The helicopter had the star's name painted on it, the letters coming into focus as it landed on the retired aircraft carrier, which was adorned for the occasion with an expansive red carpet and a smattering of fighter jets. Tom Cruise. Top Gun. Maverick.
Decked out in a slim-fitting suit, his hair a little shaggier and his face a little craggier than when he first played Lt. Pete "Maverick" Mitchell more than three decades ago, Cruise took the stage on the USS Midway while Harold Faltermeyer's iconic theme music played in the background.
Gesturing to the spectacle around him, including the crowd of fans and media members, Cruise said: "This moment right here, to see everybody at this time, no masks. Everyone. This is, this is pretty epic."
It also felt like a time capsule. The three-hour promotional escapade — which included a batch of F-18 fighter jets executing a flyover to the sound of a Lady Gaga song from the film — harkened back to the halcyon days of Hollywood glamour. Days when Disney didn't think twice about shuttling an aircraft carrier from San Diego to Hawaii for the premiere of Michael Bay's "Pearl Harbor" in 2001. That kind of extravagance seems almost unthinkable today, when the streaming algorithm and its accompanying digital marketing efforts have replaced the old-fashioned boots-on-the-ground publicity tour with stars circumnavigating the globe, and studios spending millions to turn movie openings into cultural events.

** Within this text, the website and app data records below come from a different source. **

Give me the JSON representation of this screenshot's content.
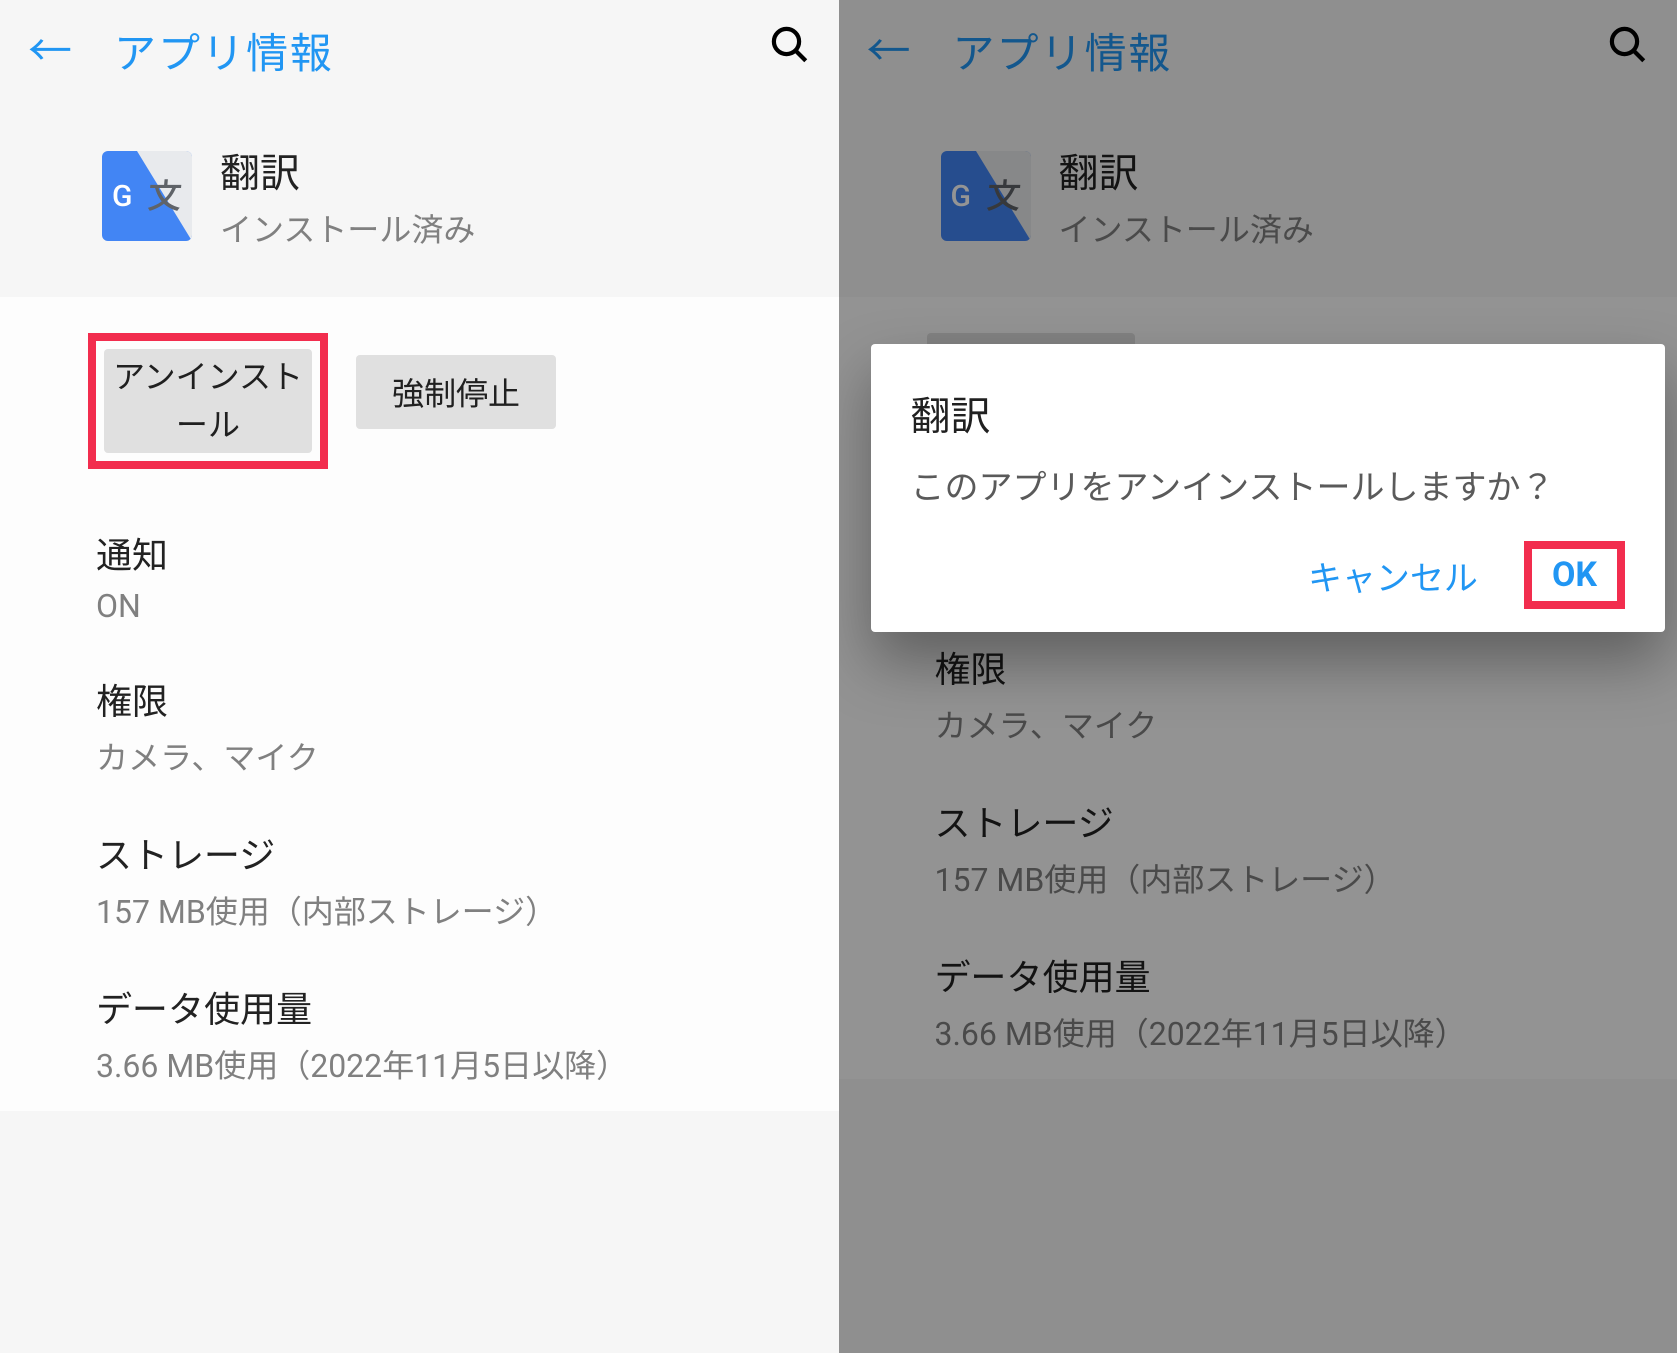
{
  "header": {
    "title": "アプリ情報"
  },
  "app": {
    "name": "翻訳",
    "status": "インストール済み",
    "icon_g": "G",
    "icon_cn": "文"
  },
  "buttons": {
    "uninstall": "アンインストール",
    "force_stop": "強制停止"
  },
  "rows": {
    "notify_label": "通知",
    "notify_value": "ON",
    "perm_label": "権限",
    "perm_value": "カメラ、マイク",
    "storage_label": "ストレージ",
    "storage_value": "157 MB使用（内部ストレージ）",
    "data_label": "データ使用量",
    "data_value": "3.66 MB使用（2022年11月5日以降）"
  },
  "dialog": {
    "title": "翻訳",
    "message": "このアプリをアンインストールしますか？",
    "cancel": "キャンセル",
    "ok": "OK"
  }
}
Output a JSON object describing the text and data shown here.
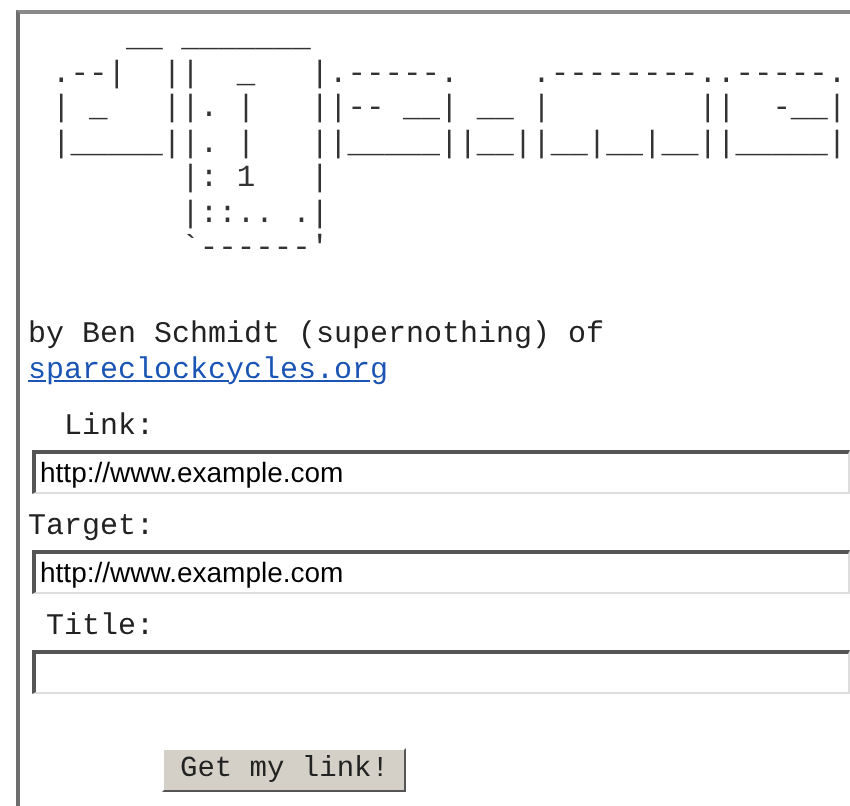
{
  "logo_ascii": [
    "    __ _______",
    ".--|  ||  _   |.-----.    .--------..-----.",
    "| _   ||. |   ||-- __| __ |        ||  -__|",
    "|_____||. |   ||_____||__||__|__|__||_____|",
    "       |: 1   |",
    "       |::.. .|",
    "       `------'"
  ],
  "byline": "by Ben Schmidt (supernothing) of",
  "site_link": "spareclockcycles.org",
  "fields": [
    {
      "label": "Link:",
      "value": "http://www.example.com"
    },
    {
      "label": "Target:",
      "value": "http://www.example.com"
    },
    {
      "label": "Title:"
    }
  ],
  "submit_button": "Get my link!"
}
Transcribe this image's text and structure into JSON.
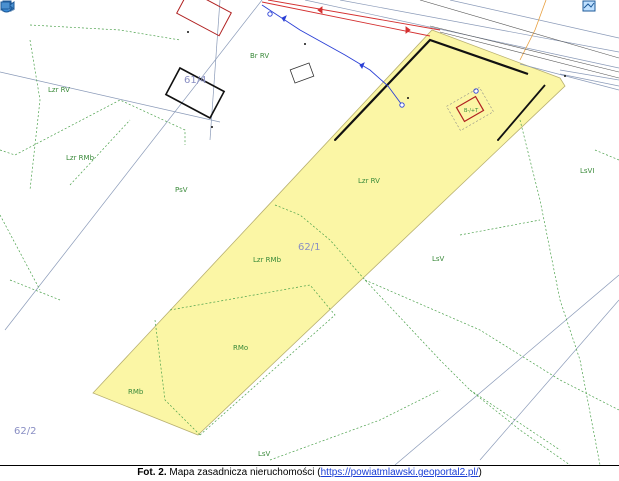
{
  "map": {
    "parcels": {
      "main": "62/1",
      "southwest": "62/2",
      "northwest_partial": "61/4"
    },
    "landuse_labels": {
      "lzr_rv_top_left": "Lzr RV",
      "lzr_rmb_left": "Lzr RMb",
      "br_rv": "Br RV",
      "psv": "PsV",
      "lzr_rv_main": "Lzr RV",
      "lzr_rmb_main": "Lzr RMb",
      "rmo": "RMo",
      "rmb": "RMb",
      "lsv": "LsV",
      "lsvi": "LsVI",
      "lsv_bottom": "LsV",
      "bi_label": "B-/+T"
    },
    "colors": {
      "parcel_fill": "#fbf6a5",
      "parcel_border": "#c9c27a",
      "landuse_green": "#3a8a3a",
      "utility_red": "#d43030",
      "utility_blue": "#2a3fd6",
      "boundary_black": "#111111"
    },
    "icons": [
      "measure-icon",
      "print-icon",
      "globe-icon",
      "camera-icon",
      "window-icon",
      "map-icon"
    ]
  },
  "caption": {
    "prefix": "Fot. 2.",
    "text": " Mapa zasadnicza nieruchomości (",
    "link": "https://powiatmlawski.geoportal2.pl/",
    "suffix": ")"
  }
}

Making these events go were the film's megastars. They are the kind of stars who no longer really exist. Now, it's the characters that count. Three actors have portrayed Spider-Man and six have donned the Batman cowl for the big screen. Audiences have shown up for all of them. The Avengers may unite to huge box office returns but how much does it matter who's wearing the tights?
And Cruise, still holding on to that brash self-confidence that made him a movie star four decades ago, grins at him and replies, "Maybe so, sir. But not today."
There are plenty of people in the movie industry who hope he's right.
The Information War in Ukraine Is Far From Over 俄烏資訊戰仍遠未結束
If the first casualty of war is truth, then the corollary in Ukraine is that information is the first battlefield.
That was where the war began, in early 2022, weeks before Vladimir Putin sent the first rockets, armored vehicles and troops into Ukraine, when he claimed that the massive buildup of troops along Ukraine's borders was but another military exercise. And that was where the United States and its allies scored their first victories, when they made public intelligence anticipating the invasion and the pretext Putin would use for it.
Then, when the invasion began in February, Ukraine's president, Volodymyr Zelenskyy, opened a second information front. He donned a soldier's olive-drab T-shirt and issued a torrent of defiant tweets, speeches and images from devastated villages, much of it targeted at Russian audiences. His metamorphosis from a relatively unpopular president to a David defying Goliath has been instrumental in solidifying popular, military and economic support for Ukraine in the United States and Europe.
In these first information battles, the Americans and Ukrainians showed that they had learned the lessons of 2014, when Russia had the upper hand in propaganda, assaulting Crimea and eastern Ukraine while claiming to be responding to pleas from Russian-speaking residents.
But the information war, like the physical war, is far from decided. Fourteen weeks into the war, many Russians seem to accept Putin's narrative. Around the world, many countries remain on the sidelines or, like China, are on Russia's side. While Washington's public comments have served to bolster the Ukrainians and rally their allies, some of those comments have played directly into Putin's claims of a malign America determined to neuter Russia, as when President Joe Biden said of Putin, "This man cannot remain in power," and Defense Secretary Lloyd Austin declared that America's goal is a "weakened" Russia.
As the war enters a new phase, as the images and horrors become familiar and the costs rise, it will become ever more difficult for the Biden administration and for Zelenskyy to sustain their early lead in the information war. That makes it all the more imperative for the West to press the message that this is not a war Ukraine chose and that the cost of allowing Putin to have his way in Ukraine would be far higher than the sacrifices required to block him.